For 36 years the Community Sustaining Fund (CSF) has funded individual and organizational efforts to strengthen the fabric of people, environments and habitats that make up our Thurston County communities. The Community Sustaining Fund (CSF) was able to offer support to four local community organizations as part of its Fall 2022 grant cycle. This was made possible by the generous participation of community members in the Olympia Food Coop “Round Up” program.
Sustained vision and commitment to community building by the Coop Board makes the Sustaining Fund possible. Significant funding through the ‘round-up” option depends on invaluable staff and working member cashiers who administer the program and ask members/shoppers if they would like to round-up with each purchase. Add to that the amazing coop members who kindly “round up” to the nearest dollar, and we have a successful grassroots effort that provides funding for important community needs.
All grant funds flow from community member donations. One hundred percent of donations go directly into the grant fund, with applications and awards made annually in the spring and fall. The amount of money available varies each cycle.
We are actively encouraging more groups to see if they qualify for CSF awards, and to make an application. One way to keep informed about the possibilities is to sign up for the CSF newsletter at oly-wa.us/csf. That way, your group will receive notice when grant rounds open. Another way is to follow the Community Sustaining Fund of Thurston County on Facebook and Instagram to help spread the word that we have a local grant fund. Fall grants went to the Nisqually Reach Nature Center, to the Community Nature Foundation, to the Community Farmland Trust and to JOLT community news.

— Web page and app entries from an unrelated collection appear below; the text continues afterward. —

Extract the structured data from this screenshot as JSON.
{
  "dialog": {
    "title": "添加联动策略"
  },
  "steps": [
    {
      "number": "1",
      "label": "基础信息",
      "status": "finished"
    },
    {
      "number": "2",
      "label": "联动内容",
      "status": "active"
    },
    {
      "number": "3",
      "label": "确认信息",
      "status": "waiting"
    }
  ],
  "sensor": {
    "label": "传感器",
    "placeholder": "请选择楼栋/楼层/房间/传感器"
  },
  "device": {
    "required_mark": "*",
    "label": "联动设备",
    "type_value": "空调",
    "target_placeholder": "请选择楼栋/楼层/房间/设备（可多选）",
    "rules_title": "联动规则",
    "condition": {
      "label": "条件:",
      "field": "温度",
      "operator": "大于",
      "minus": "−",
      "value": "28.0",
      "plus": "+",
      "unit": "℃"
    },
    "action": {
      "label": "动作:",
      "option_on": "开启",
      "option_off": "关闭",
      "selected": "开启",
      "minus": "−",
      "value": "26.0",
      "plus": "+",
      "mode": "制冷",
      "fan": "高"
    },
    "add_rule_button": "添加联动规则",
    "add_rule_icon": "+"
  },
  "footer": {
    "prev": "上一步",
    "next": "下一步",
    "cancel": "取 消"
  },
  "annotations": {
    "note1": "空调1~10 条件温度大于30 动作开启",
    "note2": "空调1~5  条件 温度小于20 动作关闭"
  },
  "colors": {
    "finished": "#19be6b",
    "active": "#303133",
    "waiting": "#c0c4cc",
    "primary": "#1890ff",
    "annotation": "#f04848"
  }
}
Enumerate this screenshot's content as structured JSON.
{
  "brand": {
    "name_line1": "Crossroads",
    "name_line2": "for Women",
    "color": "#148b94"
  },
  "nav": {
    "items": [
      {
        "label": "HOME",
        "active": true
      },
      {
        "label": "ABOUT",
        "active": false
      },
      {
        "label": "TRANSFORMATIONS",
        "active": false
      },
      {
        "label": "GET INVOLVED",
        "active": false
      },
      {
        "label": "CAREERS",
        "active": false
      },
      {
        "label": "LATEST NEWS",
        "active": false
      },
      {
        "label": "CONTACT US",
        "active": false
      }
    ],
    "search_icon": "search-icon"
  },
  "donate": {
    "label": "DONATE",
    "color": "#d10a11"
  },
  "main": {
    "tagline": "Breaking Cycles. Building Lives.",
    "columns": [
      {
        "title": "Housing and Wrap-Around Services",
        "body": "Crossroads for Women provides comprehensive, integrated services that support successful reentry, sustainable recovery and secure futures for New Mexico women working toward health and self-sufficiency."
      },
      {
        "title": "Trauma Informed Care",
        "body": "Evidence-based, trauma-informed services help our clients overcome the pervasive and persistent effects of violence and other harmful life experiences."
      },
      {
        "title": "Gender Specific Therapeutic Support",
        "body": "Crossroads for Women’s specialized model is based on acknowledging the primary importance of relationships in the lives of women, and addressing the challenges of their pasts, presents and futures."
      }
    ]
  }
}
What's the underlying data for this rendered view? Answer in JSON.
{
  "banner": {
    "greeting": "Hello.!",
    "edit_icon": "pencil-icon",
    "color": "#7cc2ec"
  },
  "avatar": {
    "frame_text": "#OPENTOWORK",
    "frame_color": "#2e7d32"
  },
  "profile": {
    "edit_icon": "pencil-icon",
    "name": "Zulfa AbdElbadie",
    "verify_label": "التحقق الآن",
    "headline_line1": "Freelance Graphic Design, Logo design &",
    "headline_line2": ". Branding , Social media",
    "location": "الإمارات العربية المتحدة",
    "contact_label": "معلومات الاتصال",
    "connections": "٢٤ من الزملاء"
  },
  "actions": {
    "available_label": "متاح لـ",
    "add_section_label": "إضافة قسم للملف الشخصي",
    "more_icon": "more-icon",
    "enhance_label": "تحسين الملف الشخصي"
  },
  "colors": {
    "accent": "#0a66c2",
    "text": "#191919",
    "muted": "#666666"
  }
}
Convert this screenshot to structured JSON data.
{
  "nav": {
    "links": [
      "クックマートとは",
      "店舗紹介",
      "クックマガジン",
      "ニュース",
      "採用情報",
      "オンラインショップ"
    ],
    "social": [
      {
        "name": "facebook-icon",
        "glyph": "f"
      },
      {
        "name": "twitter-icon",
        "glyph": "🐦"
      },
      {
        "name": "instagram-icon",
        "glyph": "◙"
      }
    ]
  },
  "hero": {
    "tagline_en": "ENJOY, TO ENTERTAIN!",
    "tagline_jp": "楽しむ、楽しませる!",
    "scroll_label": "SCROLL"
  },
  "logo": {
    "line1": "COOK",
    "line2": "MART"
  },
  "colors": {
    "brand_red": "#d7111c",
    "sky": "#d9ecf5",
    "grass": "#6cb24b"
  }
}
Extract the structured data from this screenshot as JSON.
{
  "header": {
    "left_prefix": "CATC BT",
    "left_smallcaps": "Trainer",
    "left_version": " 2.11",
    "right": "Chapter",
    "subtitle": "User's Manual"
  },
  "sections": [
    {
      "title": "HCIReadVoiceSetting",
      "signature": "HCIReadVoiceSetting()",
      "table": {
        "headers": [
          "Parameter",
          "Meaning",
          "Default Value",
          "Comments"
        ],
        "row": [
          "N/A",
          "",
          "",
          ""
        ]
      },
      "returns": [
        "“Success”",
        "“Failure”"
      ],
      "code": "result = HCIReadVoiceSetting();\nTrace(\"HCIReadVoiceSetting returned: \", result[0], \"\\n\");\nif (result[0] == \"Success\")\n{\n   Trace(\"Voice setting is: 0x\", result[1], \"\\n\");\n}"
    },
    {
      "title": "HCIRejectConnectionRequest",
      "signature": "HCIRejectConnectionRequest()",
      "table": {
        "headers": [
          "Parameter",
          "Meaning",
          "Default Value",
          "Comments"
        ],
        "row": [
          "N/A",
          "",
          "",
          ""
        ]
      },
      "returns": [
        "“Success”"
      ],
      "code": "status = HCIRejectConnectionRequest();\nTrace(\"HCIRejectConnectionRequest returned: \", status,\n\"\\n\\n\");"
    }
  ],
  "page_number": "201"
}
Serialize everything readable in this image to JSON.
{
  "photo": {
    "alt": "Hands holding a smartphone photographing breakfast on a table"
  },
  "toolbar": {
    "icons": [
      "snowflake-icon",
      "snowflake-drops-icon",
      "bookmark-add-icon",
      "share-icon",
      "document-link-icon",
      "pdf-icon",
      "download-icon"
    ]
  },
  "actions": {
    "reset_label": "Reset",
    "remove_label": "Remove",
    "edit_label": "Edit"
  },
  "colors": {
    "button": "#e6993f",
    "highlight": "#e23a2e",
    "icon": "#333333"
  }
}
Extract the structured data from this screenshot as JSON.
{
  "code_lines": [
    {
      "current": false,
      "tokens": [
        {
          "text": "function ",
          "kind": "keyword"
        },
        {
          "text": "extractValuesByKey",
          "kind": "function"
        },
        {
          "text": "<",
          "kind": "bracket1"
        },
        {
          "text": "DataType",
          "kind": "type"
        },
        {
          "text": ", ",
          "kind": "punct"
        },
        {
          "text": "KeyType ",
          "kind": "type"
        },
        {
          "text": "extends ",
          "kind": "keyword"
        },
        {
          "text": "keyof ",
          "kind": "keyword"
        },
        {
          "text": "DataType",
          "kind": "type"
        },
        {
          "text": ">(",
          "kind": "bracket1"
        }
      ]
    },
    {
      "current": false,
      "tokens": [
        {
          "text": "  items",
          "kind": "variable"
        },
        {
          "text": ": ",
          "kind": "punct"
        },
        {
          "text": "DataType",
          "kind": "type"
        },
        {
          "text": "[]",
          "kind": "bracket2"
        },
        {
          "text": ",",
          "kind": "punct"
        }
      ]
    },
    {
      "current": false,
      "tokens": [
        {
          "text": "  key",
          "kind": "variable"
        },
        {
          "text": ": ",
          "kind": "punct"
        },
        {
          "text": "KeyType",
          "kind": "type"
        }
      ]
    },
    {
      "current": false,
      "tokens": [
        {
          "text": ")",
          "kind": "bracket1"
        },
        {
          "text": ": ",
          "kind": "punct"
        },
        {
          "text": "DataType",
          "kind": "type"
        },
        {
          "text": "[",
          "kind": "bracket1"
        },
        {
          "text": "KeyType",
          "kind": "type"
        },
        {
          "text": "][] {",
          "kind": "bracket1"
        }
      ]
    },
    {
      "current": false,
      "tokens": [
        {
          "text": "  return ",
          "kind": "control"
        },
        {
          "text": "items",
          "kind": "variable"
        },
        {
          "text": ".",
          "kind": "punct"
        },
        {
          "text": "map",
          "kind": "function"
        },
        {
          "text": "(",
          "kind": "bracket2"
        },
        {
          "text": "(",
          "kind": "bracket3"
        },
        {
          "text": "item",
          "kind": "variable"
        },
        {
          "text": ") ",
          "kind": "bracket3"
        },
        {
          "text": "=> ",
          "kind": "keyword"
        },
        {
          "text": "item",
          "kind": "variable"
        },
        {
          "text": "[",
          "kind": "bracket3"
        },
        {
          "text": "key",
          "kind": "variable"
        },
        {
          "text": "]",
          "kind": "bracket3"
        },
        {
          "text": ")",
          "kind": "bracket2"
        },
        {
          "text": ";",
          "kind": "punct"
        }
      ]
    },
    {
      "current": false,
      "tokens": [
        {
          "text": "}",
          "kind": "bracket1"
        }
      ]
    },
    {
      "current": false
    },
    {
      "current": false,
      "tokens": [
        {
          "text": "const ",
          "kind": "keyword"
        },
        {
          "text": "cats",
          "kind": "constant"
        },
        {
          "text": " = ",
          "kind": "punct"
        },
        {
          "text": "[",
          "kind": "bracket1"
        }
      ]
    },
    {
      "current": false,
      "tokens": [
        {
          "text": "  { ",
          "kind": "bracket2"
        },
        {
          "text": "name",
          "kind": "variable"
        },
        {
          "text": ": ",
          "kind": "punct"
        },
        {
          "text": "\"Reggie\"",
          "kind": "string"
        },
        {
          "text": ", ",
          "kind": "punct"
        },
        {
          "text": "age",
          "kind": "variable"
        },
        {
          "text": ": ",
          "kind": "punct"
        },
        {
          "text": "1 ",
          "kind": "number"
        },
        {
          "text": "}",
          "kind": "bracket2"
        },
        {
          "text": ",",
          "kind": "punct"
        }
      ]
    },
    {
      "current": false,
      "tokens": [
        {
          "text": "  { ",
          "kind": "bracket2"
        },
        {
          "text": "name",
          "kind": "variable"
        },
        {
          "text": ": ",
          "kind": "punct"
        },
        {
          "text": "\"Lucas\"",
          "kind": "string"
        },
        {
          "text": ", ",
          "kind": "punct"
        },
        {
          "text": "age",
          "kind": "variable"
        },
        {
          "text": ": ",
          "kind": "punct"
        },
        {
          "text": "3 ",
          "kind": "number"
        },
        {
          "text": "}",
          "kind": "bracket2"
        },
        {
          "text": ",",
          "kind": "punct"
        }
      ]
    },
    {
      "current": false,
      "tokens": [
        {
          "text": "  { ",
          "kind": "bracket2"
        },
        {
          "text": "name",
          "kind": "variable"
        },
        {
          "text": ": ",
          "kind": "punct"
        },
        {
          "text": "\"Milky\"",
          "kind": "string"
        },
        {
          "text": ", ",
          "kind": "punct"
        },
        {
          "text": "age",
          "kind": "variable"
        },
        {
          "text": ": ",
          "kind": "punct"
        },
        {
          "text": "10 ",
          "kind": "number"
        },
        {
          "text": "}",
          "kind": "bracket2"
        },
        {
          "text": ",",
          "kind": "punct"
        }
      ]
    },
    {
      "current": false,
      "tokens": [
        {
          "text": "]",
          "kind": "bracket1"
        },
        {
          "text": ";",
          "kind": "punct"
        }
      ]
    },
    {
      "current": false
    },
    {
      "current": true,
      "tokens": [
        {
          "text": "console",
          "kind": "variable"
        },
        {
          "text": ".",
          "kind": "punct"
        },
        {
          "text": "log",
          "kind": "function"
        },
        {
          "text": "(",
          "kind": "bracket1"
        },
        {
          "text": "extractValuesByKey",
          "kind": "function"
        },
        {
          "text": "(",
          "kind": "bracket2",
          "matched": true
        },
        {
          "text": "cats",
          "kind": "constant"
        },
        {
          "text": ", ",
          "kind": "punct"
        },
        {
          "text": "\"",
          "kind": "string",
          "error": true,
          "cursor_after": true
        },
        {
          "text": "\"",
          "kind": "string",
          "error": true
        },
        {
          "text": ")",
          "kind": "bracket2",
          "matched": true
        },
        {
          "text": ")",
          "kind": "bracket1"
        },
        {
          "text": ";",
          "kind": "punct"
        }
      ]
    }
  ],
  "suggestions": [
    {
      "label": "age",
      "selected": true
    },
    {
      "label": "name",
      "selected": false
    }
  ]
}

Nisqually Reach Nature Center (NRNC) – $605
NRNC is located on the Puget Sound, as part of the Nisqually Nature Preserve. This small nonprofit center handles important research through their Forage Fish Citizen Science Surveys Project. Local citizen scientists, using microscopes for the research, examine sand gathered from beaches in the area during the season when forage fish (surf smelt and sand lance) spawn, laying their eggs in the sand. Their lifecycle is an important part of that of the salmon who feed on the forage fish. CSF funds will go toward a new and more powerful microscope.
Community Nature Foundation (CNF) – $750
This local nonprofit works to protect the ecosystems of urban forests and open spaces from development through community projects. CNF came to us to help with a fundraiser for a project they call “Save Ferngully Forest.” This piece of land, located in Eastside Olympia, is next to a wetlands and Indian Creek. It is up for sale and potential development, and CNF is planning a fundraiser in the hopes of purchasing the land to stop any development from happening.
Funds awarded by CSF will support an event designed to bring in high-level entertainment in order to draw major funding to complete a sale currently being negotiated with the owners.
Community Farmland Trust (CFLT) – $750
The Community Farmland Trust supports local farmers and the land vital to producing the food we depend on for sustenance. CFLT secures land that might otherwise become subject to development, instead retaining it for agricultural use. Each year they publish a comprehensive newspaper, “Fresh From The Farm,” listing farms, CSAs (community supported agriculture), and farmers’ markets in our region.
They are in the process of migrating and updating their information technology (IT) services from the University of Washington to an in-house system, which will greatly reduce their costs for this service.
Jolt News – $1,500
Jolt News is a “Journal of Olympia, Lacey and Tumwater,” reporting online on local issues. Project Coordinator Danny Stusser spoke at his interview about the need for funds to support writing contractors, part-time editors, reporters and researchers. There is no local non-partisan news source that covers the various meetings, citizen actions, and other important activities in our tri-city community, particularly those related to social justice, community-building and the environment. In order to gather information JOLT employs five reporters and two assistant editors. Their request to CFS was for funding for stipends for the members of the news team.
Desdra Downing is on the board of the Sustaining Fund.